The chest pressure and dry cough continued. Body aches and back pain set in, accompanied by a low-grade fever, chills, and night sweats.
“I know that there were a couple of nights where I had the night sweats and I was burning up, but I just didn’t even have energy to take my temperature. I thought, I think I’m burning up right now, but I cannot even get the thermometer,” she says.
Joy thought their precautions were keeping Kurt safe. He would sit masked across the room from her. When they passed in hallways, she held her breath for fear of infecting him. She noticed that he had stopped daily rides on his bike trainer and assumed he just didn’t want to leave her unattended. But just when she felt well enough to go upstairs one day, she saw a thermometer on Kurt’s bedside table. He admitted that he’d had symptoms for a few days but didn’t want her to focus on him when she needed to get better.
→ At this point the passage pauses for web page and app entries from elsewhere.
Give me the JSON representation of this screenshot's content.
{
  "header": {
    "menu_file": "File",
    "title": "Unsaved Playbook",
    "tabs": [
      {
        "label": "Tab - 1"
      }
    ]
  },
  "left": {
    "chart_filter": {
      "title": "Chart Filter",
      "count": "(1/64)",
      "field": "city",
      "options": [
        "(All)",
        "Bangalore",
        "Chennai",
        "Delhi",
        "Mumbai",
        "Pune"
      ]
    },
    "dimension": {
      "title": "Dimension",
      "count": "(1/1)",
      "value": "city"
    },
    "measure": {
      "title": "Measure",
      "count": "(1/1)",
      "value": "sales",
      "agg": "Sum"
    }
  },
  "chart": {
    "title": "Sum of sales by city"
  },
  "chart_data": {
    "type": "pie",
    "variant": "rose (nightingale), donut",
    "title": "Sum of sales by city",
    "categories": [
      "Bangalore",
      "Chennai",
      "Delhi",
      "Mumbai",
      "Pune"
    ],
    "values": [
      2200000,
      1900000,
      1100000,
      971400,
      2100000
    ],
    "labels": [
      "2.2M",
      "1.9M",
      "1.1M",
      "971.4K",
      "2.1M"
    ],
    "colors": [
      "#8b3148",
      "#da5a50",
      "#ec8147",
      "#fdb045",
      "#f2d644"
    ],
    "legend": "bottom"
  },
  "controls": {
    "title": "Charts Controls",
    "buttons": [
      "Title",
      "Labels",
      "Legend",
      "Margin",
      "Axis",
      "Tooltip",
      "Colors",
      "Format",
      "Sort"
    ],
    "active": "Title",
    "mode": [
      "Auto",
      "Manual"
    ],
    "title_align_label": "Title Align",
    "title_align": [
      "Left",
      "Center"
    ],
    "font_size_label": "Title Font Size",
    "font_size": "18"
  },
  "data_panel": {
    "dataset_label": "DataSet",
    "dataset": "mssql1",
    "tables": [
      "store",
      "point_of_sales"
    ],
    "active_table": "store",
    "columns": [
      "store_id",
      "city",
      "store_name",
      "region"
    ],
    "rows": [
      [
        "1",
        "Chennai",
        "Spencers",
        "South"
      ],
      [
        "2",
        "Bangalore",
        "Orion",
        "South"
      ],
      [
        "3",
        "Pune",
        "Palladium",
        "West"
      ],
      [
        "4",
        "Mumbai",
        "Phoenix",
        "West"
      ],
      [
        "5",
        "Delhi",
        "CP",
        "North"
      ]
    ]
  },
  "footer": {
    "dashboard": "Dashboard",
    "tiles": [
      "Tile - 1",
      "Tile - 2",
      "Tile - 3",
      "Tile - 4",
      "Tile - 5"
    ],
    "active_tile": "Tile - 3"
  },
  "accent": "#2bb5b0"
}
Two different times she thought she was dying, incapable of taking one more breath. On Sunday, March 29, Kurt drove her to the emergency room.
“I had never been so scared in my life,” she says. “I was crying hysterically, telling him what a great husband he was, thanking him for everything, that I was blessed to be loved by him.” She frantically texted her three children, who have three children among them, and another due in July.
“It was literally the hardest thing I’ve ever been through. Physically, I thought, I’m probably not going to make it out of this.” Following an examination, doctors cleared her to return home and continue recovering there.
Kurt’s symptoms worsened into skin sensitivities, prolonged fevers, body aches, horrible headaches, and extreme fatigue. After trying for a week, Kurt got tested as an at-risk patient on April 3.
His diagnosis came as a kind of blessing. It meant they could be together after 16 days without holding hands or hugging, the longest time apart in their 32-year marriage.
“I’ve never been so lonely in my whole life,” says Joy. “I just missed him and wanted to hug him.”
Joy was monitoring his patient portal when Kurt’s positive result came through. She willed her lungs and legs to climb the stairs as fast as she could.
“I just was like, ‘Babe, you’re positive!’ And I just hugged him, hugged him, and did not let go.”
Editor’s Note: Doctors have released Joy and Kurt from quarantine.